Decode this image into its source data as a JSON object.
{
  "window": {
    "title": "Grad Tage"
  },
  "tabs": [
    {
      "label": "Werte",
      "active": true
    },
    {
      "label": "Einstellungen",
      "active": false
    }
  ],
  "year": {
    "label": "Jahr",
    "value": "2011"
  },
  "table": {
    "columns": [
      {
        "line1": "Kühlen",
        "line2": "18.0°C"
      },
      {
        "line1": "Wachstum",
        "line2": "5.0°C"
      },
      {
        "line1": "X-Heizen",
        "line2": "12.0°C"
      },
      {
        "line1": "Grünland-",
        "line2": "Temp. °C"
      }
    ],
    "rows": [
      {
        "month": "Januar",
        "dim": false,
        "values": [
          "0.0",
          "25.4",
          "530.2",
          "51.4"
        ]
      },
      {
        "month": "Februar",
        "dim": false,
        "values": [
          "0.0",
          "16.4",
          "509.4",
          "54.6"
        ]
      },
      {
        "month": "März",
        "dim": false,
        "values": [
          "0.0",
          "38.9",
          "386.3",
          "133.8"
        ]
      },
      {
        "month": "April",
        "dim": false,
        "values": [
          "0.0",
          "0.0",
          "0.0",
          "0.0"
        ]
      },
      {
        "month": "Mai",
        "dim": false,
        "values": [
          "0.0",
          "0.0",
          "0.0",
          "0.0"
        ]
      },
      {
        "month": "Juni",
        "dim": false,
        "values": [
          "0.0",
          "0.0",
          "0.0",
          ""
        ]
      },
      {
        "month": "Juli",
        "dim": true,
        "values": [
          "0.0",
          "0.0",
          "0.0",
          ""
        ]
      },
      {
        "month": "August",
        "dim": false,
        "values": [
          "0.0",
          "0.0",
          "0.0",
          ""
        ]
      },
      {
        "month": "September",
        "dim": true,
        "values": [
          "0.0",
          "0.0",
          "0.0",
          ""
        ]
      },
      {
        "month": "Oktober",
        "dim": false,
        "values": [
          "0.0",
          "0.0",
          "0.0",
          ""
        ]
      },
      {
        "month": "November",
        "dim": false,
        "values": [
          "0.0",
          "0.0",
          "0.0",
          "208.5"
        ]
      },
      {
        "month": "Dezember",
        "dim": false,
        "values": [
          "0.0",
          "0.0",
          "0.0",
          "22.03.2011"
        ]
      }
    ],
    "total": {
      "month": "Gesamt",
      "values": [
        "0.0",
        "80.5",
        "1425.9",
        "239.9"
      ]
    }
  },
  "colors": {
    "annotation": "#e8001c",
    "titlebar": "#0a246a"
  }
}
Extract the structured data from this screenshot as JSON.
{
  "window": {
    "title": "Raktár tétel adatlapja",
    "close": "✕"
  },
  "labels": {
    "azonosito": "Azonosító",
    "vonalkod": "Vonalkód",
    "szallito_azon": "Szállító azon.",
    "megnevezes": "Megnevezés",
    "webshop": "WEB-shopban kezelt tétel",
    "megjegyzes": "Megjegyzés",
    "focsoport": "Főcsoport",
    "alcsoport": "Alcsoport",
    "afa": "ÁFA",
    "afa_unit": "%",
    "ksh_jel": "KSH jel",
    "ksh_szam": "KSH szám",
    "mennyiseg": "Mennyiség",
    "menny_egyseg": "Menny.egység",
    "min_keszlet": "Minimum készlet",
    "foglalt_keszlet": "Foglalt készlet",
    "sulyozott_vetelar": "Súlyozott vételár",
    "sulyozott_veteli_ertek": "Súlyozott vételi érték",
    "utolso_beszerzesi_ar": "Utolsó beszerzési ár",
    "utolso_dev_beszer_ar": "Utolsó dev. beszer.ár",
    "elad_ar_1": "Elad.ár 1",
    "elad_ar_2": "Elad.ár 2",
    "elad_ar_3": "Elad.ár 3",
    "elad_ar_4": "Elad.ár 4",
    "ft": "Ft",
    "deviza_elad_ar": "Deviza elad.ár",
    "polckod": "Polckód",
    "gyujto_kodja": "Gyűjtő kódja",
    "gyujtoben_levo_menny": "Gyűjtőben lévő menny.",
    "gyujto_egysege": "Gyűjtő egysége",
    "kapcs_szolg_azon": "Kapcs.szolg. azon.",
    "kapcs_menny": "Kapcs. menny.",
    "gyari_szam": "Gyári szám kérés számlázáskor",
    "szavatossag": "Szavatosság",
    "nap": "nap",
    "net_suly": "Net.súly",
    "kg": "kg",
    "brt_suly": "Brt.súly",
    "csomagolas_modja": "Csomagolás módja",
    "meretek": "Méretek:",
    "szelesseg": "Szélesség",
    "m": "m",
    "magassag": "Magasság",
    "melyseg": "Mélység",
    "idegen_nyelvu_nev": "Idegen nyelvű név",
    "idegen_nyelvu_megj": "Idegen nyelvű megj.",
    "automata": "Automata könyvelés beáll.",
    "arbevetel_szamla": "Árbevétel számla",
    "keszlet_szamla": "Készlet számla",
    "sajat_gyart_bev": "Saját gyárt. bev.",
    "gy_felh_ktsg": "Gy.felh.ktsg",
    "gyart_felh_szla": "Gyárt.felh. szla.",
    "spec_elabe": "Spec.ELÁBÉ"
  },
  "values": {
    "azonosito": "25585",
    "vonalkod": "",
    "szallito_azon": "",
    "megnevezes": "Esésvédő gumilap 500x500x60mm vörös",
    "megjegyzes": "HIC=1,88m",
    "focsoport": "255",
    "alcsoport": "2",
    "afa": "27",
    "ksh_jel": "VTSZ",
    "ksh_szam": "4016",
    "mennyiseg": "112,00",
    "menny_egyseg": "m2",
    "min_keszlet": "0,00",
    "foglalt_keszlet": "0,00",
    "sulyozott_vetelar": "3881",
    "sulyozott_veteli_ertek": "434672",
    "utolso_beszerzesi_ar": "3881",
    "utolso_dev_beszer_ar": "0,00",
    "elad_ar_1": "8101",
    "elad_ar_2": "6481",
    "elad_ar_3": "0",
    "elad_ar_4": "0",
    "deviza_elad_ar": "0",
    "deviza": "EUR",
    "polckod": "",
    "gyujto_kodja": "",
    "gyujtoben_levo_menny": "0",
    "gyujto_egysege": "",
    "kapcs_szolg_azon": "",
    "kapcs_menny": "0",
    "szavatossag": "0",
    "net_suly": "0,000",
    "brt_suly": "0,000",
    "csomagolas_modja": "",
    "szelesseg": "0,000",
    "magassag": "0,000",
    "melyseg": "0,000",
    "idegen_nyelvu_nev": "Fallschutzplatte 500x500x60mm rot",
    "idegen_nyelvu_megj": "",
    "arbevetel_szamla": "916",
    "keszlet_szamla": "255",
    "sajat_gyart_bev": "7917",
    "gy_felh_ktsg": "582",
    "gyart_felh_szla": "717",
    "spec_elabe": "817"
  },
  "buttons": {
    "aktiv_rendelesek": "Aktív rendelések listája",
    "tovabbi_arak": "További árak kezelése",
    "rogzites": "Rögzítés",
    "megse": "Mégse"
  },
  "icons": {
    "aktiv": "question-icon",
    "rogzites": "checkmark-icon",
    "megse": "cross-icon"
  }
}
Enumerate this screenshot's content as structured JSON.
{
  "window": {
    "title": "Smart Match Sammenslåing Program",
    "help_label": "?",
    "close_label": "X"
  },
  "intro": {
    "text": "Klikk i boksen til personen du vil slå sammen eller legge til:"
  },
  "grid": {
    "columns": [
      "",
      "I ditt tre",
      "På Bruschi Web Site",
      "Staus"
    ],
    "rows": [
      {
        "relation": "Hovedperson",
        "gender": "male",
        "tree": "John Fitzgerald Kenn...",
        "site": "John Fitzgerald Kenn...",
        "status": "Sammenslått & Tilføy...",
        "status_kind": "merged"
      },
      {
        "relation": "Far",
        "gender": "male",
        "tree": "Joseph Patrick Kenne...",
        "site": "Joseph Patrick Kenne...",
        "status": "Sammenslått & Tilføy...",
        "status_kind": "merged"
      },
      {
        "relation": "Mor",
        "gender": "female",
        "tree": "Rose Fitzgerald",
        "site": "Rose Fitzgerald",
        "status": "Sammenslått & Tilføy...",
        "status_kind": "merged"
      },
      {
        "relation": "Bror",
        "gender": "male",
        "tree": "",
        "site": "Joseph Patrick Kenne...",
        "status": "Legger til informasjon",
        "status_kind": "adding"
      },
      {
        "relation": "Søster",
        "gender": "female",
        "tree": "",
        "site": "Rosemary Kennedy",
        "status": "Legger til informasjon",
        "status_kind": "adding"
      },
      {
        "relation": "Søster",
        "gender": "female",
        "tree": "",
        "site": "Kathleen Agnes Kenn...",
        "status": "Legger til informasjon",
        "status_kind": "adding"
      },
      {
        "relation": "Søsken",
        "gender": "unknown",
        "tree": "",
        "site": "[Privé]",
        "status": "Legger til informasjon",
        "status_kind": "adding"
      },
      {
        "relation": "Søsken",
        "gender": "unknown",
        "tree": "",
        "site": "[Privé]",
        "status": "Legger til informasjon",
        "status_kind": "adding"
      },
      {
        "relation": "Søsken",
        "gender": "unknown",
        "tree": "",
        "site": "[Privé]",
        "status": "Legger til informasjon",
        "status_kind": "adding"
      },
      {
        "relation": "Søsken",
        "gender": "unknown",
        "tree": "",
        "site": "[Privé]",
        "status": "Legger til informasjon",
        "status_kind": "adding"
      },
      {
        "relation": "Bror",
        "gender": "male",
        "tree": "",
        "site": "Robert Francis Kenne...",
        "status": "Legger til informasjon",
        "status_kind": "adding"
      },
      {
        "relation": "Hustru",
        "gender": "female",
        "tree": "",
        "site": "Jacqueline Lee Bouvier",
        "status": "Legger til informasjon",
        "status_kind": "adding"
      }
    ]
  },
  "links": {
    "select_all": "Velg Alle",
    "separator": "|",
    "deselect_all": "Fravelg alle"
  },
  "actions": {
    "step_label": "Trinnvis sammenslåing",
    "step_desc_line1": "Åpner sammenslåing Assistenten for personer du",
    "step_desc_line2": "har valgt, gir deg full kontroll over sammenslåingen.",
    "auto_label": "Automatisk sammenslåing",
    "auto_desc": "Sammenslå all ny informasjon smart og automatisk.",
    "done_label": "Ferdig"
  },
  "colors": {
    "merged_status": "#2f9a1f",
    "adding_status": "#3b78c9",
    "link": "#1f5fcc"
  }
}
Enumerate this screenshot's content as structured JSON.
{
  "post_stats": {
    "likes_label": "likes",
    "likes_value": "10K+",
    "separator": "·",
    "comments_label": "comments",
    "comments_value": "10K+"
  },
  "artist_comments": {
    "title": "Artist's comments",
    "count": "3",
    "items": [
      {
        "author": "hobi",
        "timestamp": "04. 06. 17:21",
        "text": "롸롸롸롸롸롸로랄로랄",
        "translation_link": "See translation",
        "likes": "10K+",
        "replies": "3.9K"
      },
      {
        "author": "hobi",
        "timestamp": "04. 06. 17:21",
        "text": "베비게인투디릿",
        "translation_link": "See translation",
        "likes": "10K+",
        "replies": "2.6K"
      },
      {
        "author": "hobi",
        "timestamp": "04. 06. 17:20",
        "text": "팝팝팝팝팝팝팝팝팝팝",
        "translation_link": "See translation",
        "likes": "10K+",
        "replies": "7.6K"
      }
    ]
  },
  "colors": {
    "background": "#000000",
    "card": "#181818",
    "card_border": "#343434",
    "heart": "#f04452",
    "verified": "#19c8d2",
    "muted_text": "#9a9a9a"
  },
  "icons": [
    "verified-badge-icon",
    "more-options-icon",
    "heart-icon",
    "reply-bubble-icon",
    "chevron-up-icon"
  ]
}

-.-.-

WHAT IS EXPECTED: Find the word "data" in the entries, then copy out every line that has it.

TASK OUTPUT:
Decode this image into its source data as a JSON object.
Extract the structured data from this screenshot as JSON.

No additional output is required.